Editha is a short story that can be explicated in a custom research paper from Paper Masters. Editha research papers can overview the topic, themes, characters or plot of the story by William Dean Howells.
William Dean Howell's short story Editha is a narrative that serves to illustrate the foolishness of not embracing life realistically. Through a juxtaposition of contrasts, Howells utilizes the character of Editha to represent the naivety of romanticism pitted against the following:
- The opposites found between a man and a woman within a relationship;
- Love against the backdrop of death
- The realism of war

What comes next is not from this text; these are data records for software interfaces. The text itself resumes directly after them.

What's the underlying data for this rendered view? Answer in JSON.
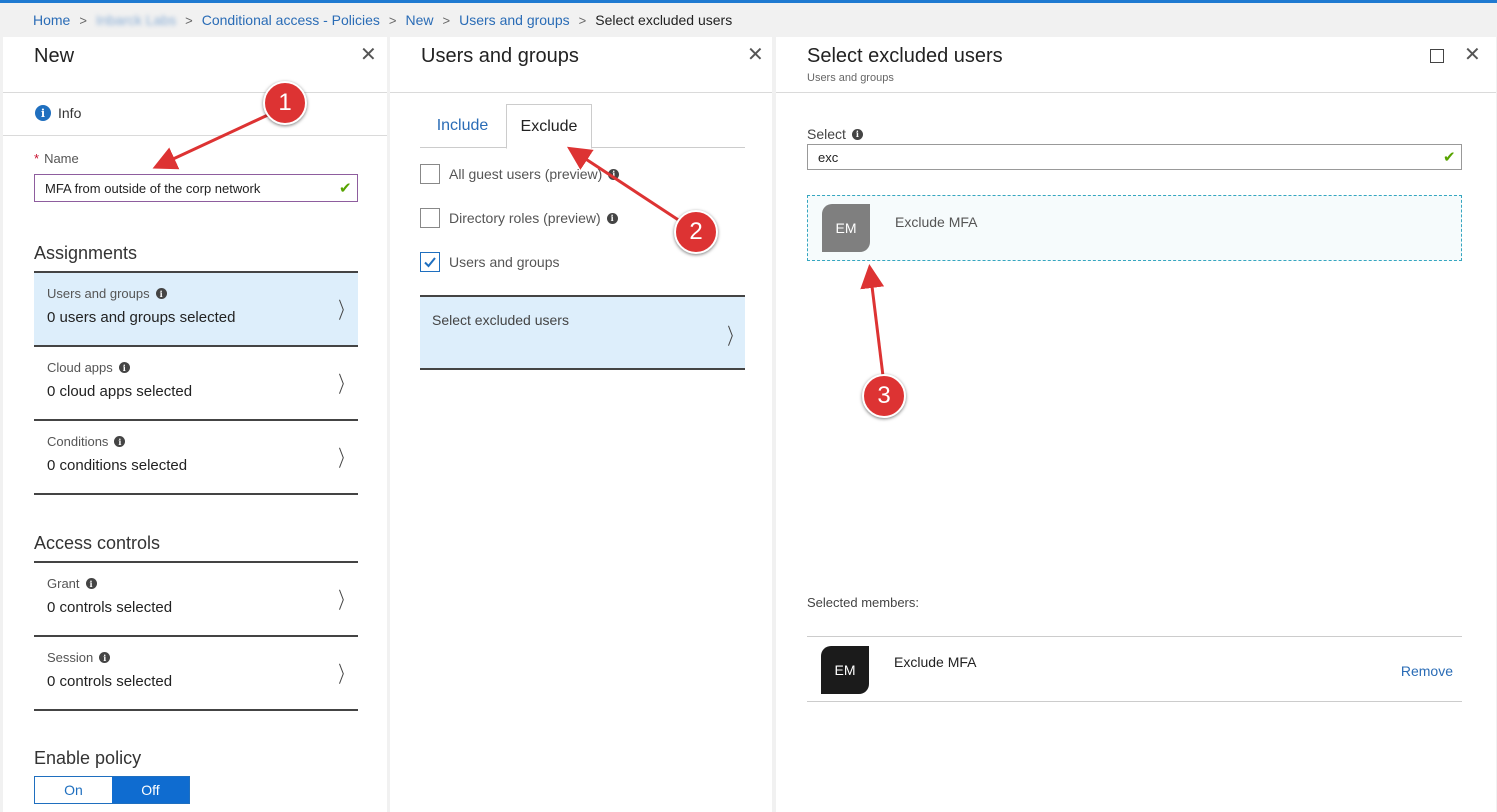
{
  "breadcrumb": {
    "home": "Home",
    "tenant": "Inbarck Labs",
    "policies": "Conditional access - Policies",
    "new": "New",
    "users_groups": "Users and groups",
    "current": "Select excluded users",
    "separator": ">"
  },
  "blade_new": {
    "title": "New",
    "info_label": "Info",
    "name_label": "Name",
    "required_marker": "*",
    "name_value": "MFA from outside of the corp network",
    "assignments_title": "Assignments",
    "assignments": [
      {
        "label": "Users and groups",
        "value": "0 users and groups selected"
      },
      {
        "label": "Cloud apps",
        "value": "0 cloud apps selected"
      },
      {
        "label": "Conditions",
        "value": "0 conditions selected"
      }
    ],
    "access_controls_title": "Access controls",
    "access_controls": [
      {
        "label": "Grant",
        "value": "0 controls selected"
      },
      {
        "label": "Session",
        "value": "0 controls selected"
      }
    ],
    "enable_policy_title": "Enable policy",
    "toggle_on": "On",
    "toggle_off": "Off",
    "toggle_selected": "Off"
  },
  "blade_users_groups": {
    "title": "Users and groups",
    "tabs": [
      "Include",
      "Exclude"
    ],
    "active_tab": "Exclude",
    "checkboxes": [
      {
        "label": "All guest users (preview)",
        "checked": false
      },
      {
        "label": "Directory roles (preview)",
        "checked": false
      },
      {
        "label": "Users and groups",
        "checked": true
      }
    ],
    "select_excluded_label": "Select excluded users"
  },
  "blade_select": {
    "title": "Select excluded users",
    "subtitle": "Users and groups",
    "select_label": "Select",
    "search_value": "exc",
    "result": {
      "initials": "EM",
      "name": "Exclude MFA"
    },
    "selected_members_title": "Selected members:",
    "members": [
      {
        "initials": "EM",
        "name": "Exclude MFA",
        "action": "Remove"
      }
    ]
  },
  "annotations": {
    "badges": [
      "1",
      "2",
      "3"
    ],
    "color": "#dd3333"
  },
  "colors": {
    "accent": "#1f6fbf",
    "link": "#2a6cb6",
    "active_bg": "#ddeefb",
    "success": "#57a300"
  },
  "icons": {
    "info": "info-icon",
    "close": "close-icon",
    "chevron": "chevron-right-icon",
    "check": "checkmark-icon",
    "maximize": "maximize-icon"
  }
}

What Howells wants the reader to see through his representation of Editha is that those that view the world outside of the constraints of realism and with notions of romanticism will never see the true nature of things such as war and relationships and love. Howells admits this through the ending line, in which Editha, unaffected by the tragedy of death and the horrors of war, states that Editha once again could without reflection or evolution through experience "began to live again in the ideal".
Howells' dedication to the credo of realism and integrity of presenting realistic character development in a narrative begins with Editha as a sentimental young woman with romantic notions of her relationship with her husband, George. She identifies herself as "George's Editha". Furthermore, she cajoles George into serving as the hero for her ideals and he finds himself weakly succumbing to her ideas as he states: "I know you always have the highest ideal. When I differ from you I ought to doubt myself". However, Howell places George as the polar opposite to Editha, one who represents the horrors of war and one who is extremely cowardly towards the notion of "break[ing] the peace of the world".